▸ **Page and application data records**
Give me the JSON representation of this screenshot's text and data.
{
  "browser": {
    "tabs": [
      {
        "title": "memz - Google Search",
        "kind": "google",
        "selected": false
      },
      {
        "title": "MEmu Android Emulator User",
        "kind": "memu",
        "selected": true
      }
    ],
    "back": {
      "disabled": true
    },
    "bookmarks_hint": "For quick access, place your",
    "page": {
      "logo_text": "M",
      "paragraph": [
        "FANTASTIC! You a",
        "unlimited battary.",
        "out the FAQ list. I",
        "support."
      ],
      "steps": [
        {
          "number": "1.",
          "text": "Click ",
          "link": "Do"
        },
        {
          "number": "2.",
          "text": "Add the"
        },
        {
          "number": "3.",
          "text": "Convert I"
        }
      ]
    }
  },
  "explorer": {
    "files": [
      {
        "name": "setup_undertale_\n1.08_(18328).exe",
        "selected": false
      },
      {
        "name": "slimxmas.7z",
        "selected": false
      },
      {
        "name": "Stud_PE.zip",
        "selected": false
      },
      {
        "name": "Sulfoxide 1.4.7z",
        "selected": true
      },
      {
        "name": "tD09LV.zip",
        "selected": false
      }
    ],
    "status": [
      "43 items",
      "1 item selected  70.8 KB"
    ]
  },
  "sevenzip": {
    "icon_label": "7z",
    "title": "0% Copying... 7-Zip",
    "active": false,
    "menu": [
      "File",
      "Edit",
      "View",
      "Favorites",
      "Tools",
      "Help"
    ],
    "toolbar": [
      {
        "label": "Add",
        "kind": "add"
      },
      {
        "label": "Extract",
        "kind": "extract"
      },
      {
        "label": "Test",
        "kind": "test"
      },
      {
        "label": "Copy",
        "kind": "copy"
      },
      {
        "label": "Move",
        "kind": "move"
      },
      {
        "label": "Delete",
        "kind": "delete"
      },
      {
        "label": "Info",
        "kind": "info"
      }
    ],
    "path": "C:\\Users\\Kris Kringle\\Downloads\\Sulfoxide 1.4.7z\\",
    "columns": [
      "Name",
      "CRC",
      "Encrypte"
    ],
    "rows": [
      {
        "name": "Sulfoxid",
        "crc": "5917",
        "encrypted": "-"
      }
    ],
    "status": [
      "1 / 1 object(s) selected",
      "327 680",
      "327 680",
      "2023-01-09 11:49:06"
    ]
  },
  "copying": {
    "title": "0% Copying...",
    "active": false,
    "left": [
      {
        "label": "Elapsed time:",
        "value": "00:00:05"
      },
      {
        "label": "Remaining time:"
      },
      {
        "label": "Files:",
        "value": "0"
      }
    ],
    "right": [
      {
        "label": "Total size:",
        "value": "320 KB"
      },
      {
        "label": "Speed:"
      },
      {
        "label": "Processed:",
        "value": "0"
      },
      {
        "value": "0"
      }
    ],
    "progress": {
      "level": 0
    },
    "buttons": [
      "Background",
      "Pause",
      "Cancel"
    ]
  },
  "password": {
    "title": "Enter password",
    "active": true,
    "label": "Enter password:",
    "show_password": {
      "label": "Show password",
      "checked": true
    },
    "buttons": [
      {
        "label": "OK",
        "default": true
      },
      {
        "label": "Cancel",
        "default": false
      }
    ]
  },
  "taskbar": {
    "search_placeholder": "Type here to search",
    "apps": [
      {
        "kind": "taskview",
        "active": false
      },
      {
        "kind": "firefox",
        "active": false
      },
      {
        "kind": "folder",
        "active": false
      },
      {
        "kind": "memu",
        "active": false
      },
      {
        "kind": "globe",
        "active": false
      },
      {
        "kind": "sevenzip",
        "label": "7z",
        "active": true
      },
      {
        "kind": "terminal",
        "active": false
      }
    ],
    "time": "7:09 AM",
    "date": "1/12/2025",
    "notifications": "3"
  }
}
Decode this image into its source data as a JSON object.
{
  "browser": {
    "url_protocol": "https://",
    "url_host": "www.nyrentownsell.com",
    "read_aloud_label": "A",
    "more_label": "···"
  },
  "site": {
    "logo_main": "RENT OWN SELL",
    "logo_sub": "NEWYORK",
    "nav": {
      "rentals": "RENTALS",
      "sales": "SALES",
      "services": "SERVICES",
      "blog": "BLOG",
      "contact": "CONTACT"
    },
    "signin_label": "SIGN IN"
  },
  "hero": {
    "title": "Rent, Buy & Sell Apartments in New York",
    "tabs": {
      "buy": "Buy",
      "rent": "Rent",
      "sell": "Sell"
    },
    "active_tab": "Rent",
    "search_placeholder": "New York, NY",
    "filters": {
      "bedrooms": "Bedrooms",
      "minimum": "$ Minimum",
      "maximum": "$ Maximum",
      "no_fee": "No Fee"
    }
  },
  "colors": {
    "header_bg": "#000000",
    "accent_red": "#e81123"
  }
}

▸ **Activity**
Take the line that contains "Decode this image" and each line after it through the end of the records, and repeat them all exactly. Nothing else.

▸ **Response area**
Decode this image into its source data as a JSON object.
{
  "browser": {
    "url_protocol": "https://",
    "url_host": "www.nyrentownsell.com",
    "read_aloud_label": "A",
    "more_label": "···"
  },
  "site": {
    "logo_main": "RENT OWN SELL",
    "logo_sub": "NEWYORK",
    "nav": {
      "rentals": "RENTALS",
      "sales": "SALES",
      "services": "SERVICES",
      "blog": "BLOG",
      "contact": "CONTACT"
    },
    "signin_label": "SIGN IN"
  },
  "hero": {
    "title": "Rent, Buy & Sell Apartments in New York",
    "tabs": {
      "buy": "Buy",
      "rent": "Rent",
      "sell": "Sell"
    },
    "active_tab": "Rent",
    "search_placeholder": "New York, NY",
    "filters": {
      "bedrooms": "Bedrooms",
      "minimum": "$ Minimum",
      "maximum": "$ Maximum",
      "no_fee": "No Fee"
    }
  },
  "colors": {
    "header_bg": "#000000",
    "accent_red": "#e81123"
  }
}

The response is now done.